New York

The First Amendment Network, Studio of the Streets, 1991–93, still from a cable access TV show on public television, Buffalo, NY. From “Tony Conrad: Urban Community Inventions,” 2012.

The First Amendment Network, Studio of the Streets, 1991–93, still from a cable access TV show on public television, Buffalo, NY. From “Tony Conrad: Urban Community Inventions,” 2012.

Tony Conrad

80WSE Gallery, NYU Steinhardt School

The First Amendment Network, Studio of the Streets, 1991–93, still from a cable access TV show on public television, Buffalo, NY. From “Tony Conrad: Urban Community Inventions,” 2012.

Tony Conrad has made his way through the past half century of cultural shifts by puncturing paradigms to let out some of the hot air. While his major contributions to movements from minimal music to structural film to media studies are only growing in recognition, it was no surprise that this exhibition, organized by Michael Cohen along with the artist, forestalled nostalgic retrospection. Viewers were greeted with a window display ostensibly referencing New York University’s controversial expansion plan, with blinking caution barriers and a wheelbarrow of cement mix—signals of a work in progress. The rest of “Doing the City,” which was billed as a survey show, was more a constellation of lesser-known ventures grouped around the theme of community and public space.

“Community,” as Conrad explained during one of the show’s affiliated screenings at Anthology Film Archives, can be understood as an interpersonal feedback loop—a group’s transmission of an image of itself back to itself. In Buffalo in 1991, Conrad discovered cable access as an available means by which to engage this circuit, and he administered shows ranging from a live, kid-to-kid Homework Helpline, 1993–94, to Studio of the Streets, 1991–93, in which Conrad and colleagues (working under the name The First Amendment Network) would ask those who happened to be outside Buffalo City Hall to exercise their constitutional right to speak their minds. Several episodes from the latter were projected throughout multiple galleries here, such that the space echoed with discussions of unemployment, racism, and the need for bottom-up political change. These shows originally broadcast the populace’s voice back to itself—the channel’s main audience was the lower-income population in Buffalo—and one concrete success of Studio of the Streets was that it convinced the city to make a TV station with filming and editing equipment available to its public, for the purpose of creating cable-access material. Though seeing this footage installed in Conrad’s survey may have tempted comparisons to the “social turn” of 1990s art production, these programs were not made with the primary intention of bringing local politics into an art context. Their inclusion here speaks more to Conrad’s disregard for any art/life divide—an irreverent attitude toward formal boundaries that has kept him moving among venues from cinema to sidewalk, the art gallery being only his most recent foray.

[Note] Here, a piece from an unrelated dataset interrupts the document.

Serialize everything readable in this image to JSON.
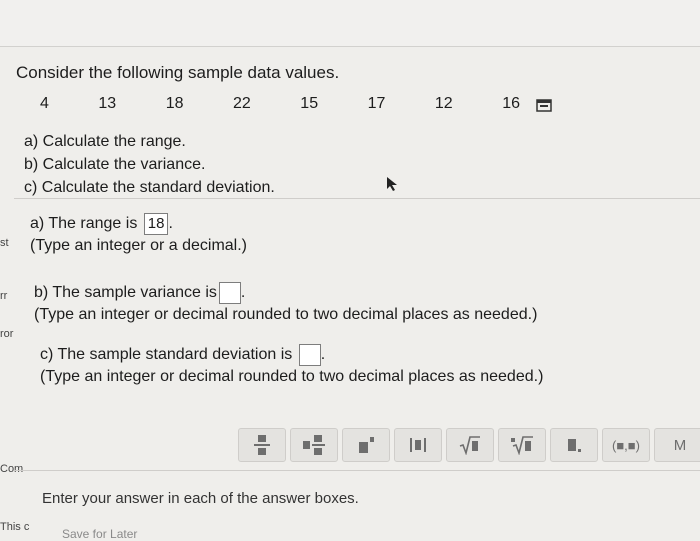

The rest of the show related to a period in the 1970s when Conrad lived in Times Square. His personal experience of carving out a domestic existence in this uninviting territory was presented on almost equal footing with the projects he worked on during that time via anecdotal, autobiographical wall texts and the display of two chunks of asbestos, standing in for toxic flakes that flew into his family’s Forty-Second Street window. Waterworks, 1972/2012, consisted of recently edited footage of a mock hippie solstice ritual staged by Conrad and his then wife, Beverly Grant, in the narrow pedestrian triangle between Broadway and Seventh Avenue. While a nearby open water main gushes up like a fountain in the center of Times Square, the performance troupe prances over exhaust grates to the sound of conch shells and bongos, seemingly impervious to the amplified signage and tourists surrounding them. The piece has a sardonic effect similar to Jack Smith’s defiant masquerades, as a performative, lived resistance to the towering dominance of commerce and its attendant normative imperatives.

Around the same time, Conrad made Loose Connection, 1972/2011, on a family errand to the grocery store, using a contraption he’d designed to make a Super 8 camera rotate intermittently and take a few frames at each pause. This was meant to supplant the cameraperson’s orientation with a mechanically regulated one, introducing a “space shutter” to the filmic equation. The result is a flickering, kaleidoscopic portrait of ’70s midtown. But there is a disjuncture between the blurred images, which had been slowed down in their translation to a 16-mm print, and the real-time audio accompanying them; any wistfulness evoked by the visual traces of a bygone era is pierced with the familiar sounds of honking traffic and Conrad’s matter-of-fact explanation to inquisitive passersby that “this is an experiment.”

Annie Ochmanek